The Chinese authorities' antitrust action against the e-commerce giant appears arbitrary. The perception that the same business practices are treated in drastically different ways when policy priorities shift will not bolster investor confidence in China’s thriving internet firms.
HONG KONG – Since the Chinese authorities suddenly halted fintech conglomerate Ant Group’s planned initial public offering in autumn 2020, its parent company, e-commerce king Alibaba, has been facing harsh regulatory scrutiny. On Christmas Eve, China’s antitrust authority announced that it was investigating the firm’s exclusive business practices. And Alibaba’s founder, Jack Ma, recently eased concerns regarding his fate by appearing in public for the first time since last October, when he delivered a speech criticizing financial regulation in China.
The mere announcement of the investigation into Alibaba wiped more than $100 billion off the firm’s market value overnight. Given the Chinese government’s huge regulatory power, investors are rightly anxious about Alibaba’s prospects. But the government’s sudden and aggressive move against the firm also reveals much about the regulatory regime’s weaknesses.

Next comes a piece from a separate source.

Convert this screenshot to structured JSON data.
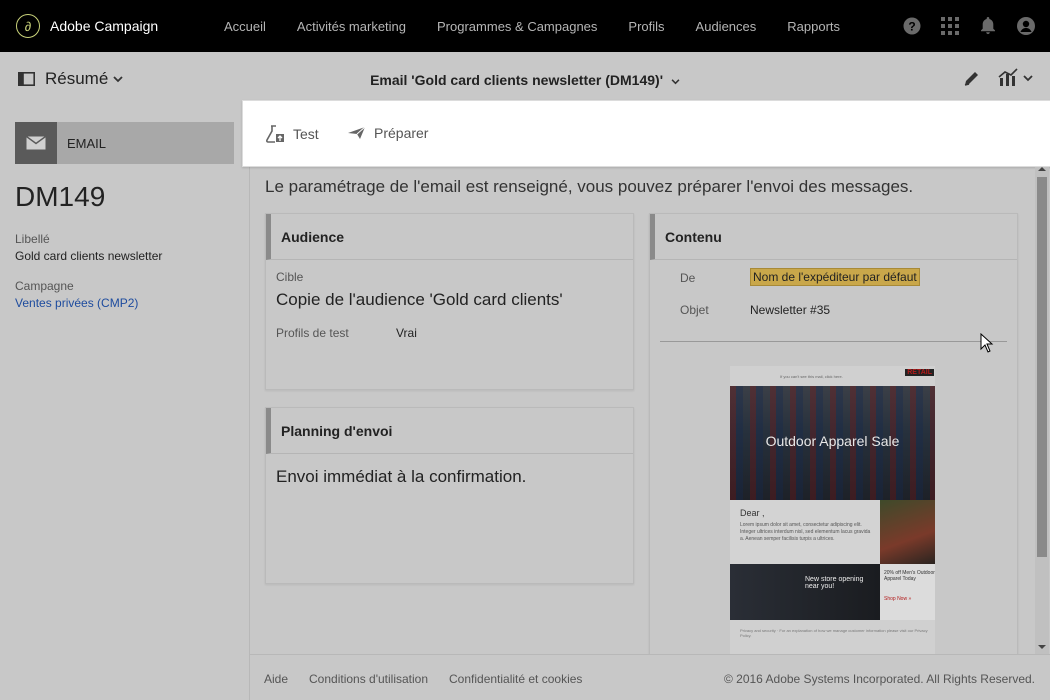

To be sure, the Chinese government has legitimate reasons to be vigilant toward the country’s highly concentrated internet sector. By targeting superstar firms like Alibaba, China is following a global regulatory trend, with US and European Union policymakers similarly vowing to impose tougher sanctions against monopolistic internet giants.